CONCORD, N.H. -- Forget the presidential race and the rest of the upcoming elections, the president of the University of New Hampshire is focused on multiple campaigns of a different sort.
In his state of the university speech Thursday, Mark Huddleston described what he called four high-stakes campaigns: the university’s long-range strategic plan, a comprehensive fundraising campaign, an effort called UNH Works for New Hampshire, and a campaign to give UNH more autonomy within the state university system.
Huddleston says since being launched three years ago, the long-range strategic plan has inspired more than 140 initiatives aimed at making UNH more affordable, accessible and innovative.
Huddleston said that UNH now offers more than 130 courses during the summer and January term, and offers more than 100 courses on line, to help students graduate sooner and reduce college debt.
"In a state with the highest per-student loan debt in the nation, that matters," Huddleston said.
He also noted the increase in students and faculty from other countries -- part of the goal of increasing UNH’s global reach.
UNH Works involves trying to persuade the Legislature to restore the nearly $50 million in funding that was cut from the university system budget in 2011.
Huddleston said UNH now receives six percent of its budget from the state, calling that the lowest level of support per capita for higher education in the country.
"This campaign is about showing our state’s elected leaders that keeping UNH affordable and accessible is critically important, not only to thousands of students and their families, but to all of New Hampshire," he said.
Huddleston said that if lawmakers restore the base funding level of $100 million to the university system, he pledges to freeze in-state tuition for the next two years and increase scholarships and grants.
Huddleston also cited the goal -- in collaboration with the Community College System of New Hampshire -- of doubling by the year 2025 the number of graduates in the fields of science, technology, engineering and math -- known as the "STEM" disciplines. He acknowledged the task would be a challenge.

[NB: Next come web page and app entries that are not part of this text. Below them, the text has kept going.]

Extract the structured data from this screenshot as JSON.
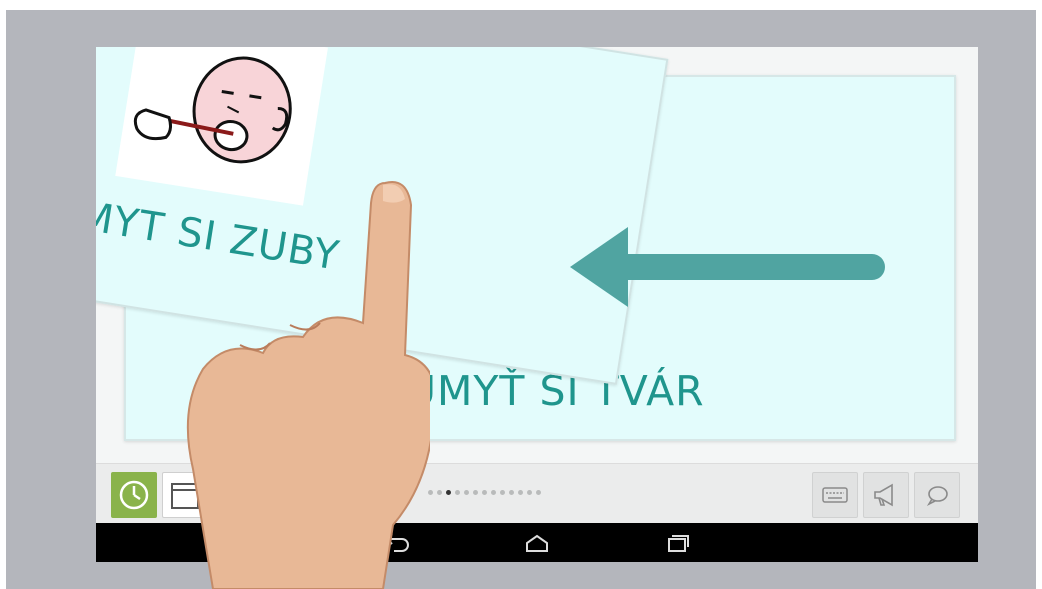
{
  "cards": {
    "back_label": "UMYŤ SI TVÁR",
    "front_label": "UMYT SI ZUBY"
  },
  "toolbar": {
    "page_dots_total": 13,
    "page_dots_active_index": 2
  },
  "colors": {
    "card_fill": "#e3fcfc",
    "label_teal": "#1f958d",
    "arrow_teal": "#50a4a1",
    "clock_green": "#8ab34b"
  },
  "icons": {
    "clock": "clock-icon",
    "calendar": "calendar-icon",
    "keyboard": "keyboard-icon",
    "speaker": "megaphone-icon",
    "chat": "speech-bubble-icon",
    "nav_back": "back-icon",
    "nav_home": "home-icon",
    "nav_recents": "recents-icon"
  }
}
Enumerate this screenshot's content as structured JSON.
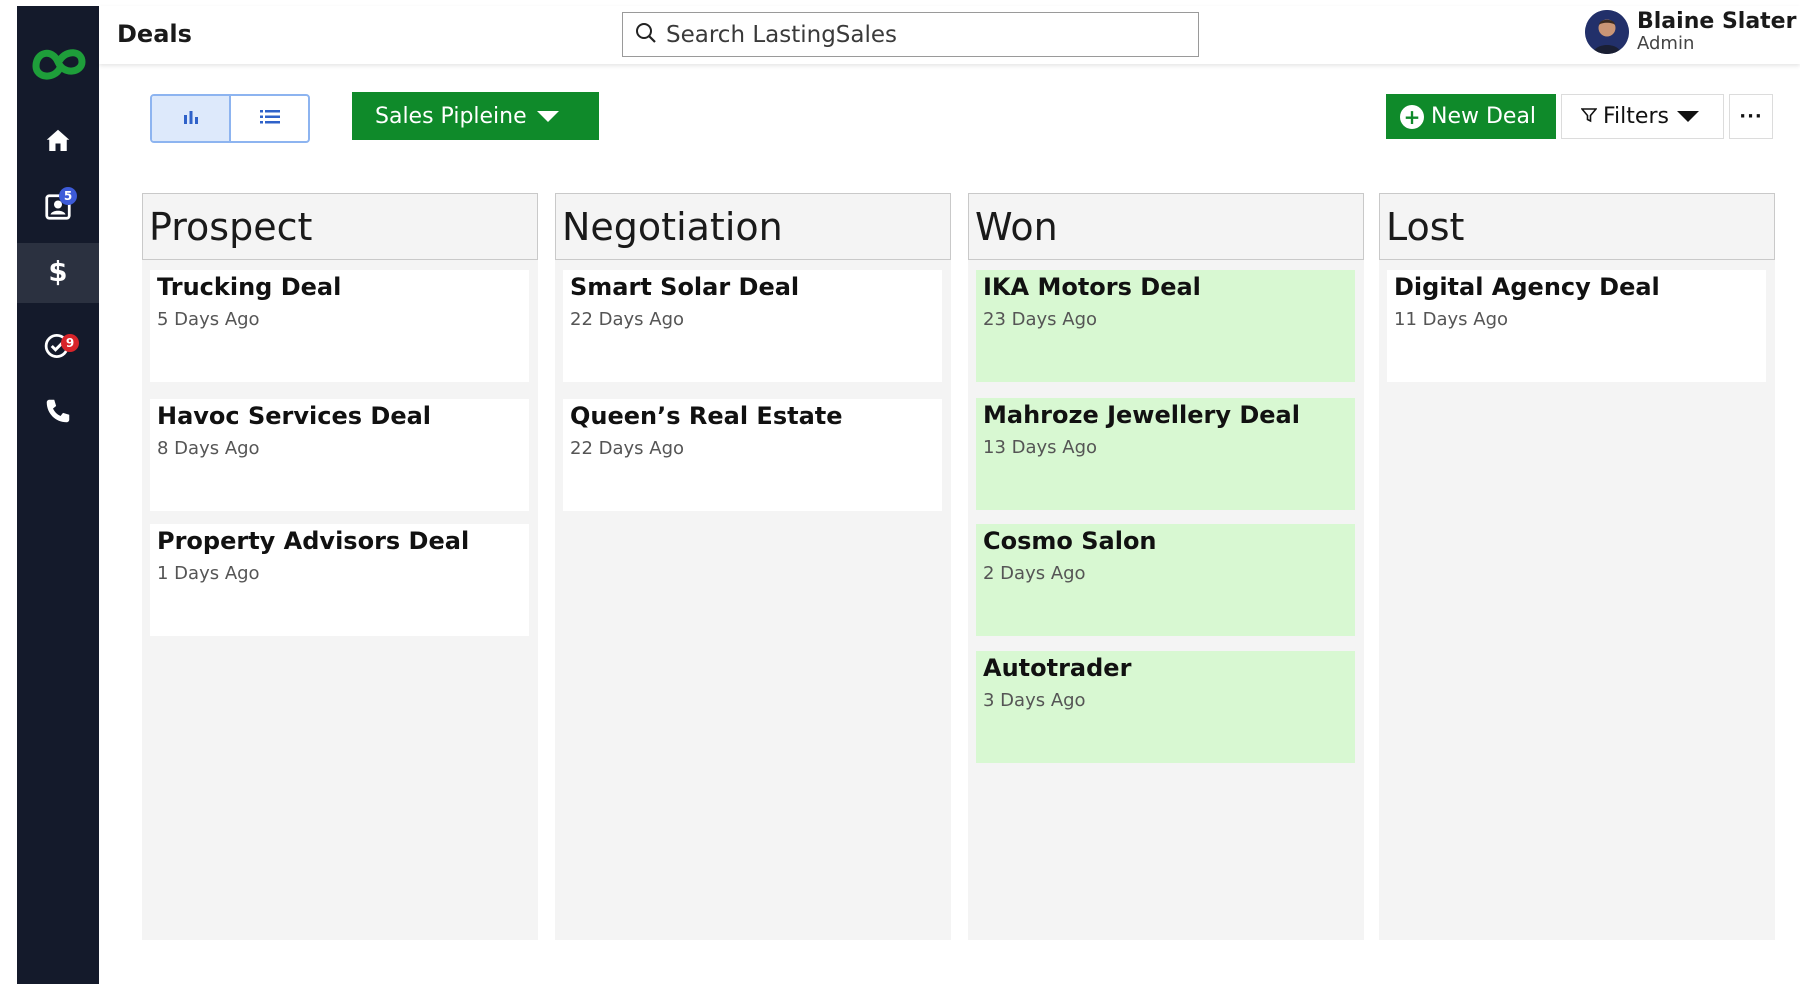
{
  "app": {
    "page_title": "Deals",
    "brand_color": "#0f8a2a",
    "sidebar_color": "#141a2b"
  },
  "search": {
    "placeholder": "Search LastingSales"
  },
  "user": {
    "name": "Blaine Slater",
    "role": "Admin"
  },
  "sidebar": {
    "items": [
      {
        "name": "home",
        "icon": "home-icon"
      },
      {
        "name": "contacts",
        "icon": "contacts-icon",
        "badge": "5"
      },
      {
        "name": "deals",
        "icon": "dollar-icon",
        "active": true
      },
      {
        "name": "tasks",
        "icon": "task-check-icon",
        "badge": "9"
      },
      {
        "name": "calls",
        "icon": "phone-icon"
      }
    ]
  },
  "toolbar": {
    "view_modes": [
      "kanban",
      "list"
    ],
    "pipeline_label": "Sales Pipleine",
    "new_deal_label": "New Deal",
    "filters_label": "Filters",
    "more_label": "···"
  },
  "columns": [
    {
      "title": "Prospect",
      "cards": [
        {
          "title": "Trucking Deal",
          "time": "5 Days Ago"
        },
        {
          "title": "Havoc Services Deal",
          "time": "8 Days Ago"
        },
        {
          "title": "Property Advisors Deal",
          "time": "1 Days Ago"
        }
      ]
    },
    {
      "title": "Negotiation",
      "cards": [
        {
          "title": "Smart Solar Deal",
          "time": "22 Days Ago"
        },
        {
          "title": "Queen’s Real Estate",
          "time": "22 Days Ago"
        }
      ]
    },
    {
      "title": "Won",
      "cards": [
        {
          "title": "IKA Motors Deal",
          "time": "23 Days Ago"
        },
        {
          "title": "Mahroze Jewellery Deal",
          "time": "13 Days Ago"
        },
        {
          "title": "Cosmo Salon",
          "time": "2 Days Ago"
        },
        {
          "title": "Autotrader",
          "time": "3 Days Ago"
        }
      ]
    },
    {
      "title": "Lost",
      "cards": [
        {
          "title": "Digital Agency Deal",
          "time": "11 Days Ago"
        }
      ]
    }
  ]
}
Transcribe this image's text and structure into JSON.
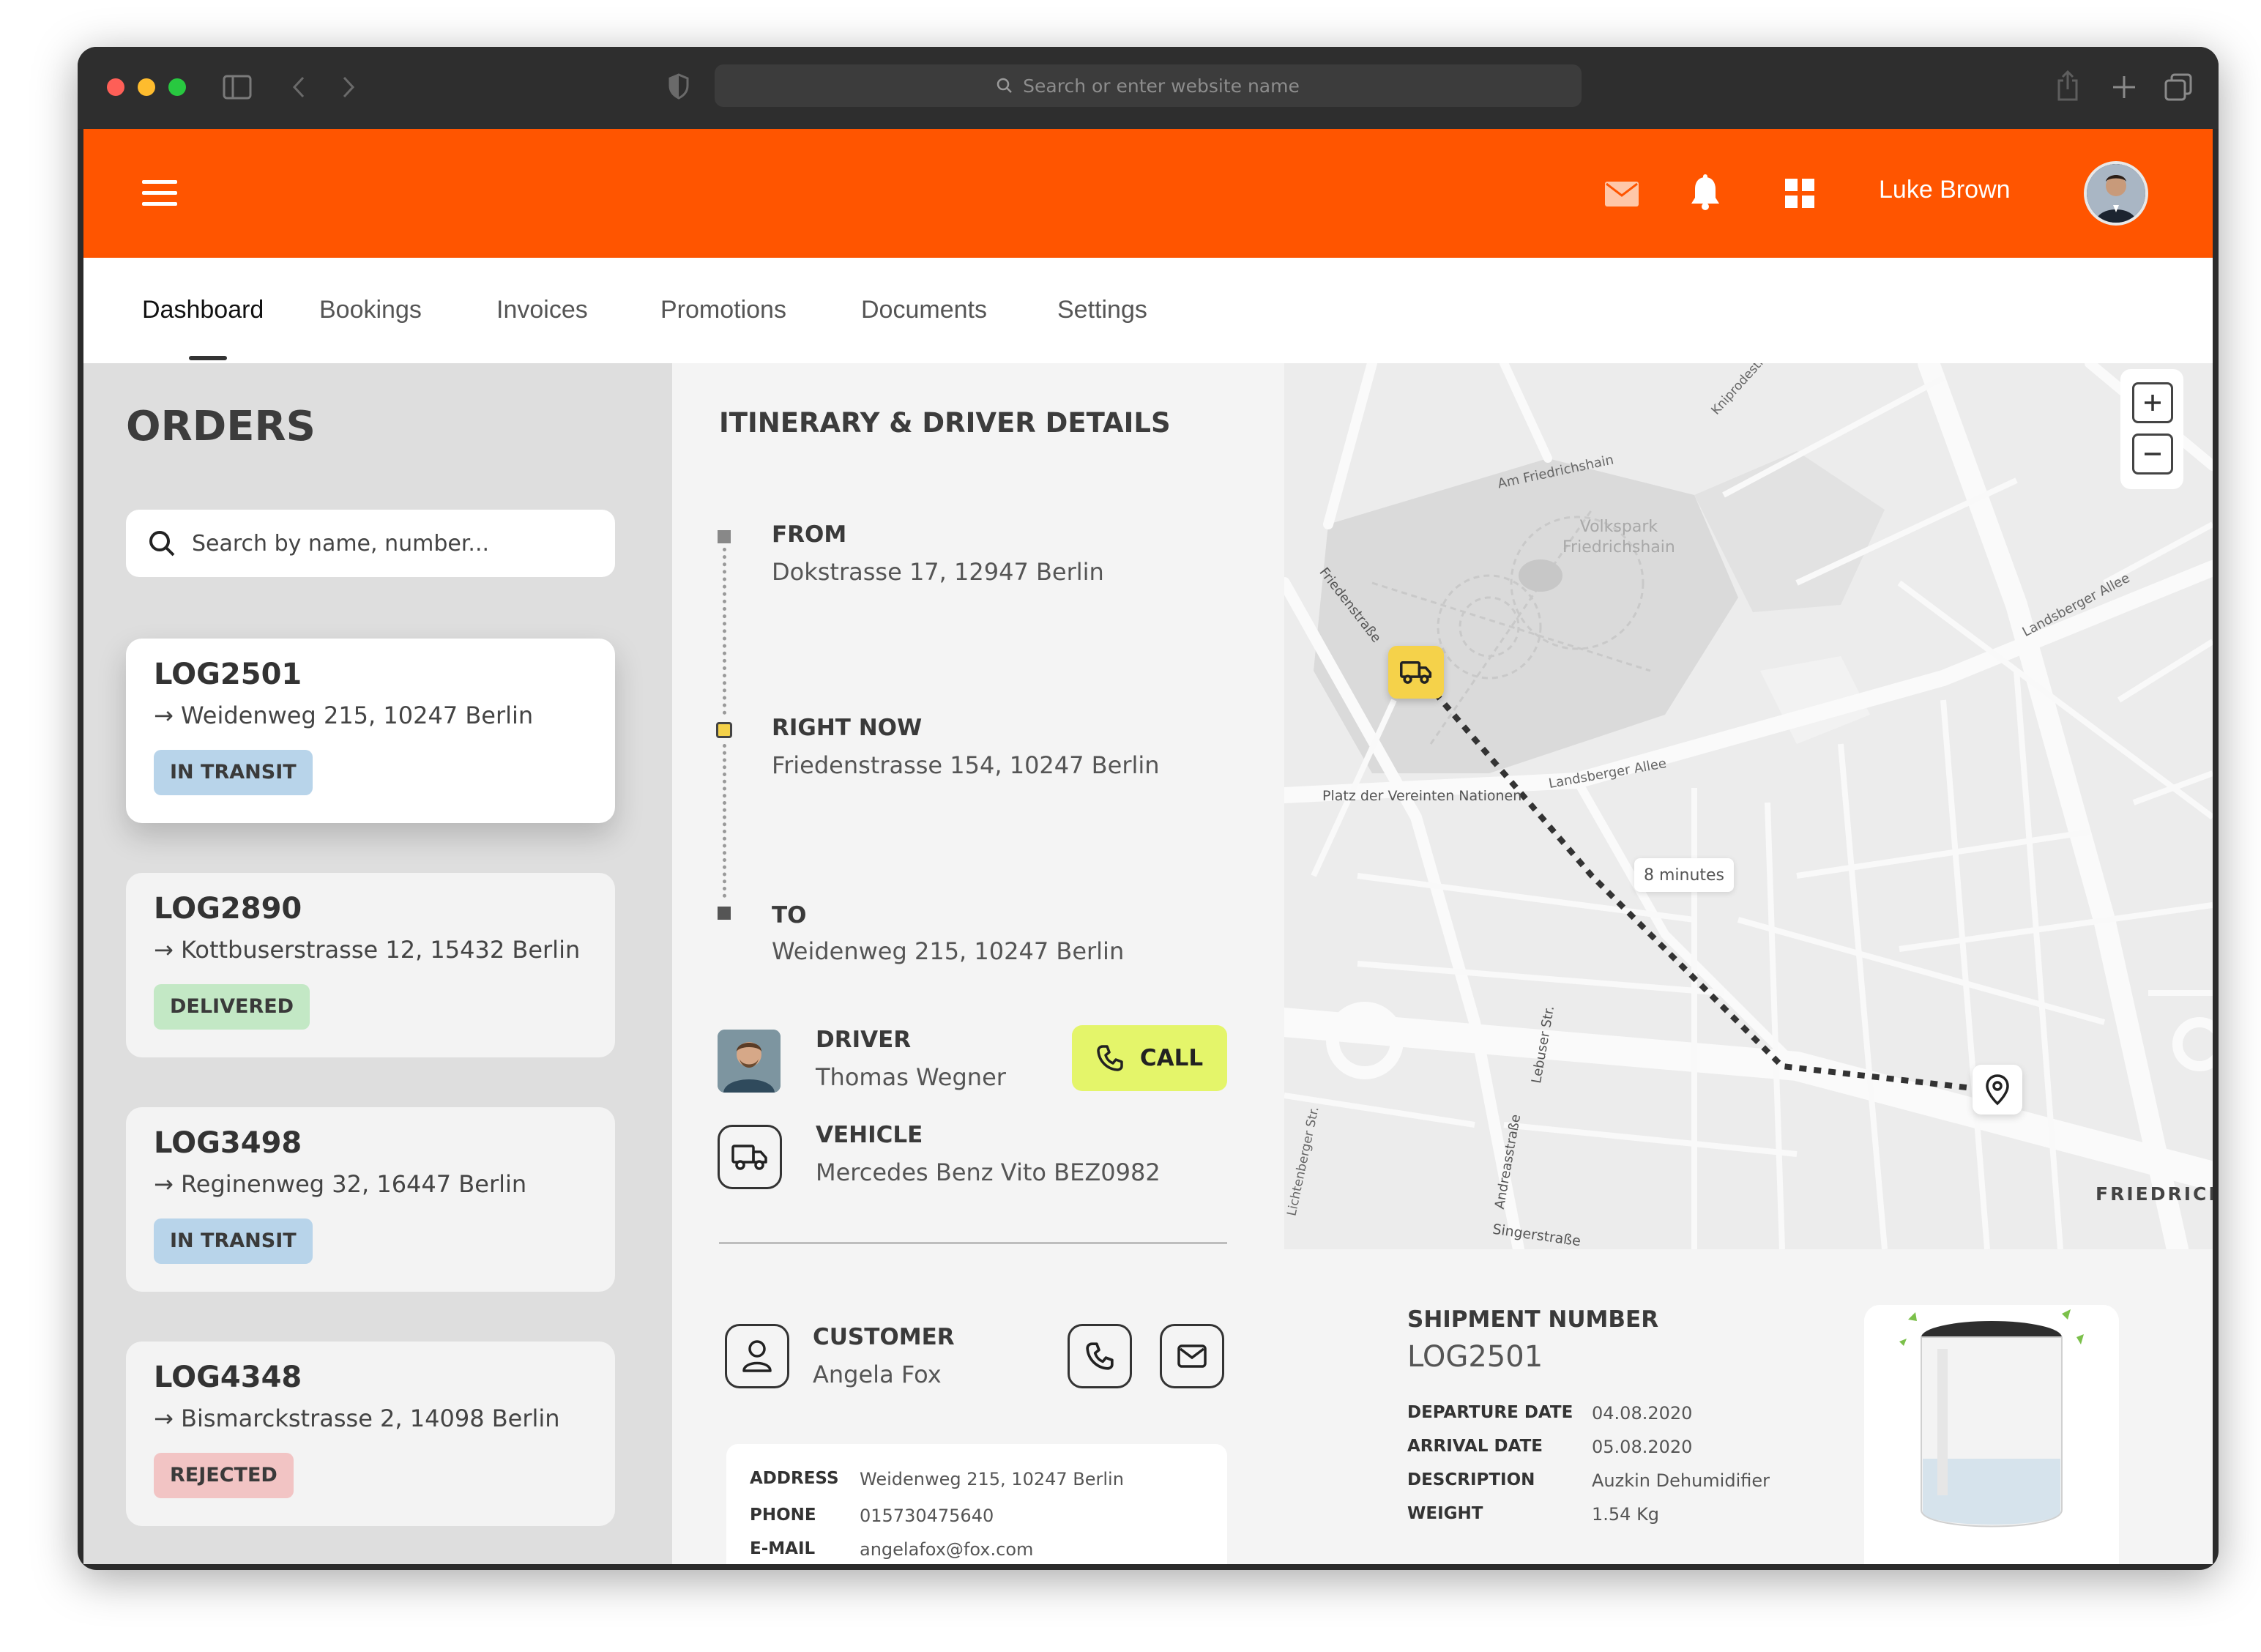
{
  "browser": {
    "url_placeholder": "Search or enter website name"
  },
  "topbar": {
    "user_name": "Luke Brown",
    "brand_color": "#ff5500"
  },
  "nav": {
    "tabs": [
      {
        "label": "Dashboard",
        "active": true
      },
      {
        "label": "Bookings"
      },
      {
        "label": "Invoices"
      },
      {
        "label": "Promotions"
      },
      {
        "label": "Documents"
      },
      {
        "label": "Settings"
      }
    ]
  },
  "orders": {
    "title": "ORDERS",
    "search_placeholder": "Search by name, number...",
    "items": [
      {
        "id": "LOG2501",
        "address": "Weidenweg 215, 10247 Berlin",
        "status": "IN TRANSIT",
        "status_color": "#b8d4ea"
      },
      {
        "id": "LOG2890",
        "address": "Kottbuserstrasse 12, 15432 Berlin",
        "status": "DELIVERED",
        "status_color": "#c3e8c5"
      },
      {
        "id": "LOG3498",
        "address": "Reginenweg 32, 16447 Berlin",
        "status": "IN TRANSIT",
        "status_color": "#b8d4ea"
      },
      {
        "id": "LOG4348",
        "address": "Bismarckstrasse 2, 14098 Berlin",
        "status": "REJECTED",
        "status_color": "#f2c4c4"
      }
    ]
  },
  "itinerary": {
    "title": "ITINERARY & DRIVER DETAILS",
    "from_label": "FROM",
    "from_value": "Dokstrasse 17, 12947 Berlin",
    "now_label": "RIGHT NOW",
    "now_value": "Friedenstrasse 154, 10247 Berlin",
    "to_label": "TO",
    "to_value": "Weidenweg 215, 10247 Berlin",
    "driver_label": "DRIVER",
    "driver_name": "Thomas Wegner",
    "call_label": "CALL",
    "call_color": "#e4f56a",
    "vehicle_label": "VEHICLE",
    "vehicle_value": "Mercedes Benz Vito BEZ0982"
  },
  "customer": {
    "label": "CUSTOMER",
    "name": "Angela Fox",
    "address_label": "ADDRESS",
    "address": "Weidenweg 215, 10247 Berlin",
    "phone_label": "PHONE",
    "phone": "015730475640",
    "email_label": "E-MAIL",
    "email": "angelafox@fox.com"
  },
  "map": {
    "eta": "8 minutes",
    "labels": {
      "park": "Volkspark\nFriedrichshain",
      "street1": "Am Friedrichshain",
      "street2": "Landsberger Allee",
      "street3": "Platz der Vereinten Nationen",
      "street4": "Friedenstraße",
      "street5": "Singerstraße",
      "street6": "FRIEDRICH",
      "street7": "Lebuser Str.",
      "street8": "Andreasstraße",
      "street9": "Kniprodestr.",
      "street10": "Landsberger Allee",
      "street11": "Lichtenberger Str."
    }
  },
  "shipment": {
    "label": "SHIPMENT NUMBER",
    "number": "LOG2501",
    "departure_label": "DEPARTURE DATE",
    "departure": "04.08.2020",
    "arrival_label": "ARRIVAL DATE",
    "arrival": "05.08.2020",
    "description_label": "DESCRIPTION",
    "description": "Auzkin Dehumidifier",
    "weight_label": "WEIGHT",
    "weight": "1.54 Kg"
  }
}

"We area already 1,000 software engineers short of the needs of New Hampshire businesses," Huddleston said. "Daunting as it may be, however, this is a challenge we must meet to keep New Hampshire’s economy competitive."
Huddleston said the fundraising campaign this past year saw gifts and pledges grow by 77 percent from the previous fiscal year -- bringing in $22.5 million. He said the campaign would continue vigorously, and emphasized that it’s being waged on a number of social media platforms, as well as by more traditional means. He noted that his own Twitter account had recently been hacked and quipped, "If you got a direct message seeming to come from me offering to sell you an iPad cheap -- it wasn’t me and I hope you didn’t do it."
The final campaign, Huddleston said, is one to create greater autonomy for UNH within the framework of the university system. He said more autonomy would allow the university to make critical financial decisions and devise new programs.